A bomb blast ripped through a vegetable market in Pakistan's northwestern region in a predominantly Shia area, killing at least 22 people and wounding about 90 others.
The explosion occurred on Saturday morning at the Eidgah Market in Parachinar city, the capital of Kurram Agency, where a large number of people had gathered to buy fresh produce.
Ashiq Hussain, who was lightly wounded, was being treated in Parachinar hospital. He said he was among the people buying fruit and vegetables loaded on a van when the explosion took place.
"There was a big bang and I saw a dark cloud of smoke and dust before passing out," he said.
Hussain said he saw bleeding bodies and severed limbs and heard cries when he came back to his senses. "I was just bleeding from my leg," he said. "Thank God I am alive."
Local official Kurram Ikramullah told Al Jazeera that as many as 87 people had been wounded, some in critical condition.
"The bomb seems to have been planted in vegetable crate," Ikramullah said. "There is a high possibility that the vegetables were brought from outside the agency."
Lashkar-e-Jhangvi, a banned armed group that has attacked minority Shia Muslims in the past, claimed responsibility for the attack.
"That was our combined work with Shahryar group of Mahsud Taliban," Ali Sufyan, a spokesman for the group, wrote in a text message to an Associated Press news agency reporter.
Al Jazeera's Kamal Hyder, reporting from Islamabad, said Parachinar has witnessed tension between Sunni and Shia Muslims, who make up roughly 20 percent of Pakistan's population of 200 million.
"It must be remembered that Parachinar has been, over the past few years, the scene of heavy sectarian violence between Shia and Sunni Muslim," he said. "The explosion has caused heavy civilian casualties and the death toll is expected to rise."
The Pakistani military media wing, Inter-Services Public Relations, said in a statement that some of the wounded would be airlifted to hospitals in Peshawar, capital of northwestern Khyber Pakhtunkhwa province.
Kurram has been the scene of increased attacks in recent years and the army has carried out a major operation against fighters in the region.
Pakistan has battled armed groups since 2004, a campaign that has claimed the lives of tens of thousands of civilians and security forces.
Last year, the country recorded its lowest number of killings since 2007 when the Pakistani Taliban was formed.
But remnants of armed groups are still able to carry out periodic bloody attacks.

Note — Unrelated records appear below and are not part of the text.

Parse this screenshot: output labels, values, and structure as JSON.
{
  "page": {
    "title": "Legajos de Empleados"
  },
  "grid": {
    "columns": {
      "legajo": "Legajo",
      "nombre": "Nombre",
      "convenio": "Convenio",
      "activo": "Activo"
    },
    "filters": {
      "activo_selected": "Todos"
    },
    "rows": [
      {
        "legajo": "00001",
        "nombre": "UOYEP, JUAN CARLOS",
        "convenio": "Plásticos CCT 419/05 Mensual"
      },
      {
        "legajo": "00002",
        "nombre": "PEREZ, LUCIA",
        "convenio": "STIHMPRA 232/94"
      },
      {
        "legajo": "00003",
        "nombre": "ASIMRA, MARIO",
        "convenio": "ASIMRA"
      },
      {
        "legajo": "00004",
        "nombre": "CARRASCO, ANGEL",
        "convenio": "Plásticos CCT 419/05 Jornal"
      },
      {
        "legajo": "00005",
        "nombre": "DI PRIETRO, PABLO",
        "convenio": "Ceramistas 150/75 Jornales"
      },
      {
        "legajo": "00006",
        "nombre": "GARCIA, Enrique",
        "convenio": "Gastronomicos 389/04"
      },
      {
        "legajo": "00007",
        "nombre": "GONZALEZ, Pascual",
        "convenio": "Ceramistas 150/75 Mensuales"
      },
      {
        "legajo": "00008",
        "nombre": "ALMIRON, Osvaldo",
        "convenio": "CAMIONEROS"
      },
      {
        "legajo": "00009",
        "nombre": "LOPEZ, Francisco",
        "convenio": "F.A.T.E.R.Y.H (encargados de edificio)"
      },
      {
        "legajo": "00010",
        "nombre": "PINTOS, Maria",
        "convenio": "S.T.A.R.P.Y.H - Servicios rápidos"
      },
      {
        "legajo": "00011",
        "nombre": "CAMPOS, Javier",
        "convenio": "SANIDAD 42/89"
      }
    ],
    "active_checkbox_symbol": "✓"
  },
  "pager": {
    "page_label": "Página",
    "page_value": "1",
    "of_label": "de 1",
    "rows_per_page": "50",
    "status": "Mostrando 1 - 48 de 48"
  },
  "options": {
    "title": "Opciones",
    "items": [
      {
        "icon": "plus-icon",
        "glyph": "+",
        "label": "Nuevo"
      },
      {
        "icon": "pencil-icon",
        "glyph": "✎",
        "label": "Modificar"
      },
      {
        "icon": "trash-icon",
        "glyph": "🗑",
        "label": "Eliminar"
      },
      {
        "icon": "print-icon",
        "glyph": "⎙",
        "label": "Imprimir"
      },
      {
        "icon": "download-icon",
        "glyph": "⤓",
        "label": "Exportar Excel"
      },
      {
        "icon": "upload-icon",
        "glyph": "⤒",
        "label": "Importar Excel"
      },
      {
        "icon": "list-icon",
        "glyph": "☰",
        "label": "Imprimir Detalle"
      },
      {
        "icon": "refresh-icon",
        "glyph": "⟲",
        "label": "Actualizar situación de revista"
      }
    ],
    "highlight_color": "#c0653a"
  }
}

"Terrorists largely eliminated by our security forces and the remaining will soon meet their fate if we all together rise against them," Iqbal Zafar Jhagra, the provincial governor, told local Geo television.
Source: Al Jazeera and news agencies